Given all the weird little issues with the game, does that mean it’s bad? Hell no! This game is incredibly fun, and there are so many things to praise about this game. For example, teammate AI is incredible. That means even if you can’t play this game cooperatively, playing it solo does not mean it’s a Sisyphean task (Call of Duty NPCs take note). Alongside teammate AI is the level design. It’s as if Croteam went over each level with a fine-tooth comb to make sure that no matter where you are in the game, you’ll experience something fun and interesting. I never got bored of admiring the environment either; it’s as if it stretches on forever. Plus, the music! It’s well-tuned for your pleasure as you carve through hundreds and hundreds of enemies. Couple all of these details together and you have an exceptionally tailored, detailed, and immersive experience.
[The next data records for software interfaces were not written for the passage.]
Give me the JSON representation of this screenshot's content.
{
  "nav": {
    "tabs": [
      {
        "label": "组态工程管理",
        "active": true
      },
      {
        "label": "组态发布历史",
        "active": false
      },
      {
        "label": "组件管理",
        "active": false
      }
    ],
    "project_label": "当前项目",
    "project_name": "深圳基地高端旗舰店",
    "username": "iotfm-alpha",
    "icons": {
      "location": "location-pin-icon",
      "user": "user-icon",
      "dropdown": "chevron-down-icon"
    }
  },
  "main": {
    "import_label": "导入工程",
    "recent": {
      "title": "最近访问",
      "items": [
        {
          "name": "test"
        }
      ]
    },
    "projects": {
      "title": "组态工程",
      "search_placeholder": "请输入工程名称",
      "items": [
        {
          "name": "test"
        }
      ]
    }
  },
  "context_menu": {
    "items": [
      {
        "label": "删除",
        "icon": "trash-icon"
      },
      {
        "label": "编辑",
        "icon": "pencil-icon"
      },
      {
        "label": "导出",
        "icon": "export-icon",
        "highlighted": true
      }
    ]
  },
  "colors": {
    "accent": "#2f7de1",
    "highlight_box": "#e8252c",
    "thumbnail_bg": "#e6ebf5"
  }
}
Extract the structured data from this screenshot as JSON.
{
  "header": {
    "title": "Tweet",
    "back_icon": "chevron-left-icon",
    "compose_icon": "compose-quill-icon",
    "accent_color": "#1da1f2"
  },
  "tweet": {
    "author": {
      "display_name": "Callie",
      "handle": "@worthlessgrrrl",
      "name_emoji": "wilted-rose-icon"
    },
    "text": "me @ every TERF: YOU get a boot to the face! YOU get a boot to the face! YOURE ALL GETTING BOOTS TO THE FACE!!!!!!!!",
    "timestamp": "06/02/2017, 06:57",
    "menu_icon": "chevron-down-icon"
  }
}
When I said there’s plenty of content, I really did mean it. Other than smashing this game cooperatively or solo, and unlocking skills, weapons, gadgets in the process, there are secrets to be found, vehicles to drive through scores of enemies, and plenty to explore. For vehicles, other than coasting through the French countryside on a cruiser motorbike you can also drive a Combine Harvester, allowing you to mow down enemies with ease, and the Popemobile, which is a ginormous mech that shoots rockets, bullets, and drops a field of grenades. There’s a lot to experience in the game, and it’s even more fun with friends (not to mention, a lot easier). At the end of each level, you’ll be welcomed to a loading screen that displays each of the levels, as well as giving you a level score and overall game score. It also breaks down how many enemies you killed, secrets unlocked, and how much time you spent completing each level. It’s something games don’t typically include nowadays, but it’s super handy and gives you a good idea of how well you played.
Serious Sam 4 is a step in the right direction for a series that hasn’t seen a new game in 9 years. There’s plenty of content to enjoy, and all of it can be experienced with friends (do note, there’s only online co-op, not local co-op). The weapons, vehicles, gadgets, and skills all provide an entertaining experience for all parties involved, and it will keep you tied to the game for hours on end. My only concern with this game comes with its immersion. While the graphics, level design, and environment design are amazing, they do get overshadowed in cutscenes by wonky character animations, chihuahua-like NPC eyes, and hands that aren’t attached to the items that they are using. But, if you’re only looking for an experience where you can carve through thousands of enemies without breaking a sweat, or want to relive what made an older era of FPS games great, then look no further.
Serious Sam 4
Serious Sam 4 has done seriously well for a series that hasn’t seen a mainline game in nearly 10 years. Croteam went all out on this one and has filled it to the brim with rewarding gameplay, hidden goodies, and a great soundtrack to boot. Unfortunately, there are a few kinks in this pipe, such as the sub-par story, weird character models and animations, and other gameplay bugs. But no doubt, you’ll only be interested in carving through hundreds, if not thousands, of enemies with a huge arsenal of skills, weapons, and gadgets, and that’s exactly what Serious Sam 4 has done so well.